Diary of Charles Francis Adams, volume 7

356 Thursday. 7th. CFA Thursday. 7th. CFA
Thursday. 7th.

This morning was remarkably cut up. I first attended an auction at which I was desirous of buying some things, then spent time in reading the President’s Message which has come and which appears to me a virtual retreat from his high ground.1 It is however very adroitly covered, and we must wait to see whether the conservatives will regard it as enough.

Walk and occupied until I went home to read Herodotus. Afternoon, a tendency to head ach which came on worse and worse towards night. I managed however to counteract it today. La Science des Medailles. Evening, Mr. Brooks was here.

I went out to attend a meeting called without distinction of party to oppose Mr. Eliot’s election.2 Without feeling a particle of hostility to him personally and having now no motive, since his retracting his refusal to grant Faneuil Hall beyond a general dislike of the unremoved principle of that refusal, I yet felt it my duty to do my part in showing that that principle was not our’s. The court room was full, but there had been no previous concert, and inasmuch as the firemen appeared the principal persons engaged I left before it succeeded in effecting any organization. There seemed to be material enough for an opposition without any concert to bring it into action. Home. Mr. Brooks had not gone and Mr. Walsh came in. Conversation upon banking.

1.

The Van Buren message on currency and banks, delivered on the 5th, was printed in Boston papers on the 8th (Daily Advertiser, p. 1, cols. 1–6, p. 2, col. 1).

2.

Samuel A. Eliot, mayor of Boston, was seeking reelection.

Friday 8th. CFA Friday 8th. CFA
Friday 8th.

We have fine, clear weather now. I went to the Office and upon some commissions, then went down to Faneuil Hall to attend the meeting upon the Alton murder. The circumstances which have attended this Meeting rendered it a highly interesting one. The hall was very full, and not much time was needed to show that two parties existed in it. Dr. Channing was speaking when I went in. He looked to me somewhat agitated and anxious, but his manner was slow and drawling which produces more effect in the pulpit than here. His speech seemed to be a kind of justification of himself in moving the public meeting and in preparing the resolutions which he said he expected and wished to be known here and every where. He was followed by G. S. Hillard who in a brief and well turned speech explained the ground of the public meeting.

357 image 358

Thus far things were quiet but Mr. J. T. Austin thought proper to put in a bar to the proceedings. It did not seem clear to me what good object he could have had, for he produced no substantial course, and limited himself to insulting the motives and proceedings of the Abolitionists.

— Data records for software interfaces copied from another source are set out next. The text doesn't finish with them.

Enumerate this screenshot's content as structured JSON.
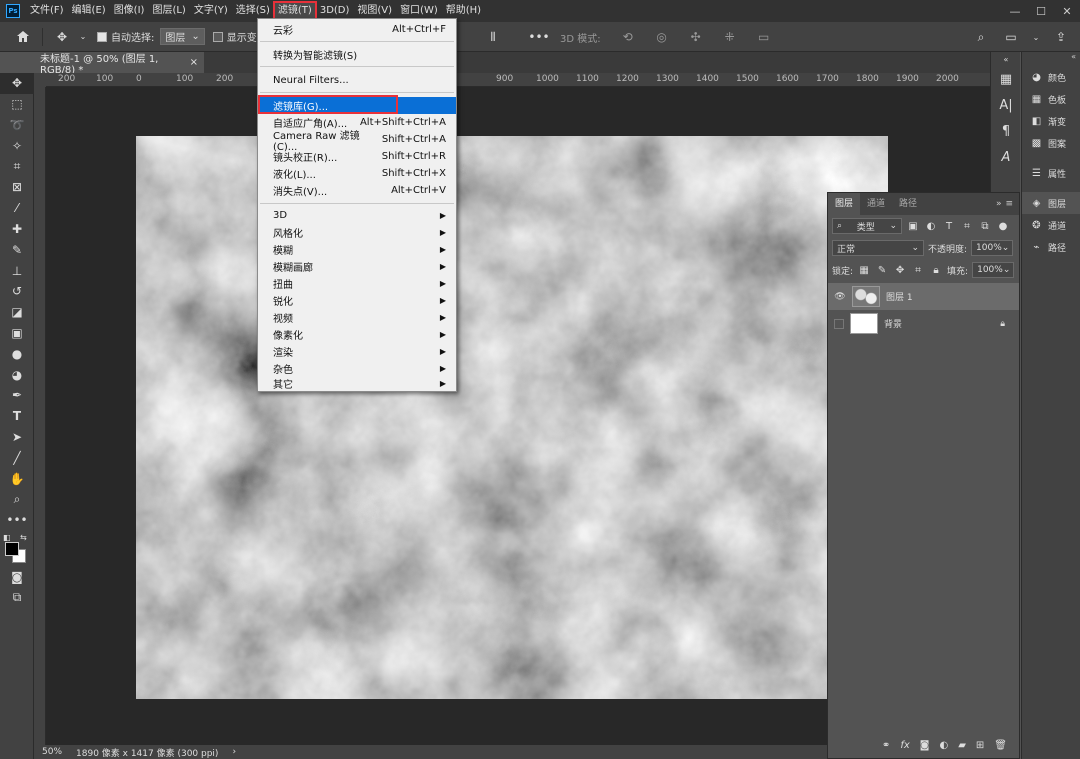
{
  "app": {
    "logo": "Ps",
    "menus": [
      "文件(F)",
      "编辑(E)",
      "图像(I)",
      "图层(L)",
      "文字(Y)",
      "选择(S)",
      "滤镜(T)",
      "3D(D)",
      "视图(V)",
      "窗口(W)",
      "帮助(H)"
    ],
    "active_menu_index": 6
  },
  "options_bar": {
    "auto_select_label": "自动选择:",
    "auto_select_value": "图层",
    "show_transform_label": "显示变",
    "mode_3d_label": "3D 模式:"
  },
  "document": {
    "tab_title": "未标题-1 @ 50% (图层 1, RGB/8) *",
    "zoom": "50%",
    "size_info": "1890 像素 x 1417 像素 (300 ppi)"
  },
  "rulers": {
    "h_labels": [
      "200",
      "100",
      "0",
      "100",
      "200",
      "900",
      "1000",
      "1100",
      "1200",
      "1300",
      "1400",
      "1500",
      "1600",
      "1700",
      "1800",
      "1900",
      "2000"
    ]
  },
  "filter_menu": {
    "items": [
      {
        "label": "云彩",
        "shortcut": "Alt+Ctrl+F"
      },
      {
        "label": "转换为智能滤镜(S)",
        "shortcut": ""
      },
      {
        "label": "Neural Filters...",
        "shortcut": ""
      },
      {
        "label": "滤镜库(G)...",
        "shortcut": ""
      },
      {
        "label": "自适应广角(A)...",
        "shortcut": "Alt+Shift+Ctrl+A"
      },
      {
        "label": "Camera Raw 滤镜(C)...",
        "shortcut": "Shift+Ctrl+A"
      },
      {
        "label": "镜头校正(R)...",
        "shortcut": "Shift+Ctrl+R"
      },
      {
        "label": "液化(L)...",
        "shortcut": "Shift+Ctrl+X"
      },
      {
        "label": "消失点(V)...",
        "shortcut": "Alt+Ctrl+V"
      },
      {
        "label": "3D",
        "shortcut": ""
      },
      {
        "label": "风格化",
        "shortcut": ""
      },
      {
        "label": "模糊",
        "shortcut": ""
      },
      {
        "label": "模糊画廊",
        "shortcut": ""
      },
      {
        "label": "扭曲",
        "shortcut": ""
      },
      {
        "label": "锐化",
        "shortcut": ""
      },
      {
        "label": "视频",
        "shortcut": ""
      },
      {
        "label": "像素化",
        "shortcut": ""
      },
      {
        "label": "渲染",
        "shortcut": ""
      },
      {
        "label": "杂色",
        "shortcut": ""
      },
      {
        "label": "其它",
        "shortcut": ""
      }
    ],
    "highlighted_index": 3
  },
  "right_panels": {
    "items": [
      "颜色",
      "色板",
      "渐变",
      "图案",
      "属性",
      "图层",
      "通道",
      "路径"
    ]
  },
  "layers_panel": {
    "tabs": [
      "图层",
      "通道",
      "路径"
    ],
    "filter_label": "类型",
    "blend_mode": "正常",
    "opacity_label": "不透明度:",
    "opacity_value": "100%",
    "lock_label": "锁定:",
    "fill_label": "填充:",
    "fill_value": "100%",
    "layers": [
      {
        "name": "图层 1",
        "selected": true
      },
      {
        "name": "背景",
        "selected": false
      }
    ]
  },
  "colors": {
    "menu_highlight": "#0a6fd6",
    "annotation_red": "#e8313a",
    "panel_bg": "#535353",
    "chrome_bg": "#424242"
  }
}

This was easily enough done in a city corrupted heart and soul by the principles of slavery, and with a majority present almost ready to use force to bear him out right or wrong if necessary. His argument was that the mob of Alton was justified by the case. Lovejoy was acting against the safety of the people of Missouri, in a place on the border of the State where the law of that State could not touch him, that the laws of two States thus conflicting in a case of imminent danger the people rose up in their might and decided for themselves. They did in this case no more than our ancestors who threw overboard the tea in Boston harbour and who thinks of censuring them for a riot. The fact of a clergyman’s falling only showed that a clergyman was out of his place when meddling with the weapons of the flesh and that he died as a fool dieth. The course of the Abolition party was like that of a man who should insist upon the liberation of the wild animals of a Menagerie.

Such was the substance of a speech in Faneuil Hall in 1837 of the Attorney General of Massachusetts,1 applauded at every sentence by a large and powerful party of respectable men. I confess my nerves did not stand it very well and from that moment I went with the meeting. A Young Mr. Phillips followed with some very spirited and ready remarks which were too stinging not to arouse the feeling of the opponents,2 and more than once I thought strong symptoms of a riot to be impending. But he finished quickly and Mr. Bond got up with a mild view of the whole course of proceeding full of moderation and good practical sense. The resolutions were then voted though not without opposition and adjourned.

On the whole, it was the most excited public meeting I was ever present at. And I confess nothing could exceed the mixed amount of disgust and indignation which moved me at the doctrines of the learned expounder of mob law. As I went home, met Davis and walked with him into his Office for a short time. Talk about the whole matter. Then off to deal in Accounts.

Home. Herodotus and Evening, finishing the last sheet of my Essay. Then to Mr. Frothingham’s where my Wife was. Conversation and a little sacred music by him and his boys whom he is training in Chorus. A pretty sight and very tolerable execution.

359 1.

On James Trecothick Austin in another context, see vol. 5:369.

2.

The impromptu speech of Wendell Phillips, Harvard 1831, was notable not only for its impact upon his auditors but as the initial public effort in Boston of his long and effective career on behalf of abolitionism and other moral causes ( DAB ).